A Commentary on 1 & 2 Peter, Jude

  • Author: David P. Kuske
  • Publisher: Northwestern Publishing House
  • Publication Date: 2015
  • Pages: 473

Sample Pages: 1 | 2 | 3 | 4 | 5 | 6 | 7

This commentary examines the original Greek text of three key epistles: 1 Peter, 2 Peter, and Jude. Author David P. Kuske’s verse-by-verse exegesis delves into the meaning of each sentence, verse, and chapter with vigor. Sentence diagrams are included to help the reader see the grammatical and syntactical relationships of every Greek word and phrase. The author also includes a helpful introduction with additional background information for each epistle. Together, these tools provide the reader with a deeper understanding of the original New Testament texts.

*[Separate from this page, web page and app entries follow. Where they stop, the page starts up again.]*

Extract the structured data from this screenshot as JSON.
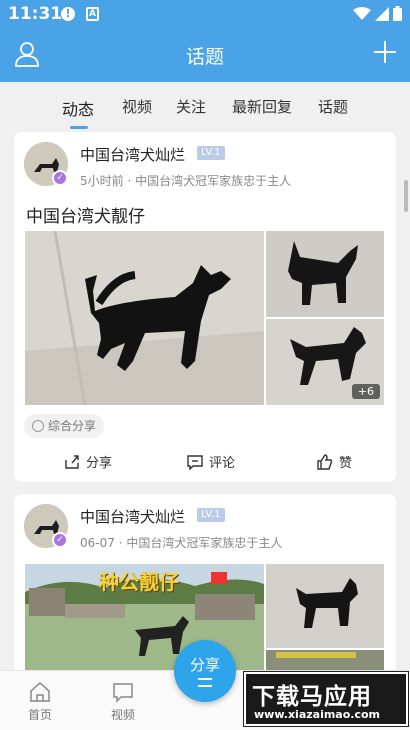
{
  "status_bar": {
    "time": "11:31"
  },
  "header": {
    "title": "话题"
  },
  "tabs": [
    {
      "label": "动态",
      "active": true
    },
    {
      "label": "视频"
    },
    {
      "label": "关注"
    },
    {
      "label": "最新回复"
    },
    {
      "label": "话题"
    }
  ],
  "posts": [
    {
      "author": "中国台湾犬灿烂",
      "level": "LV.1",
      "meta": "5小时前 · 中国台湾犬冠军家族忠于主人",
      "title": "中国台湾犬靓仔",
      "more_count": "+6",
      "tag": "综合分享",
      "actions": {
        "share": "分享",
        "comment": "评论",
        "like": "赞"
      }
    },
    {
      "author": "中国台湾犬灿烂",
      "level": "LV.1",
      "meta": "06-07 · 中国台湾犬冠军家族忠于主人",
      "image_caption": "种公靓仔"
    }
  ],
  "bottom_nav": {
    "home": "首页",
    "video": "视频",
    "share": "分享"
  },
  "watermark": {
    "brand": "下载马应用",
    "url": "www.xiazaimao.com"
  },
  "colors": {
    "accent": "#4aa3e7",
    "fab": "#2ea4ea",
    "badge": "#a974e6"
  }
}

David Kuske served congregations in northern and western Wisconsin in the 1960s and was principal at two Lutheran high schools in the late 1960s and early 1970s. He taught at the Wisconsin Lutheran Seminary for 30 years, and since his retirement in 2003 has been serving congregations in various parts of Wisconsin. He is the author of Thessalonians in The People’s Bible.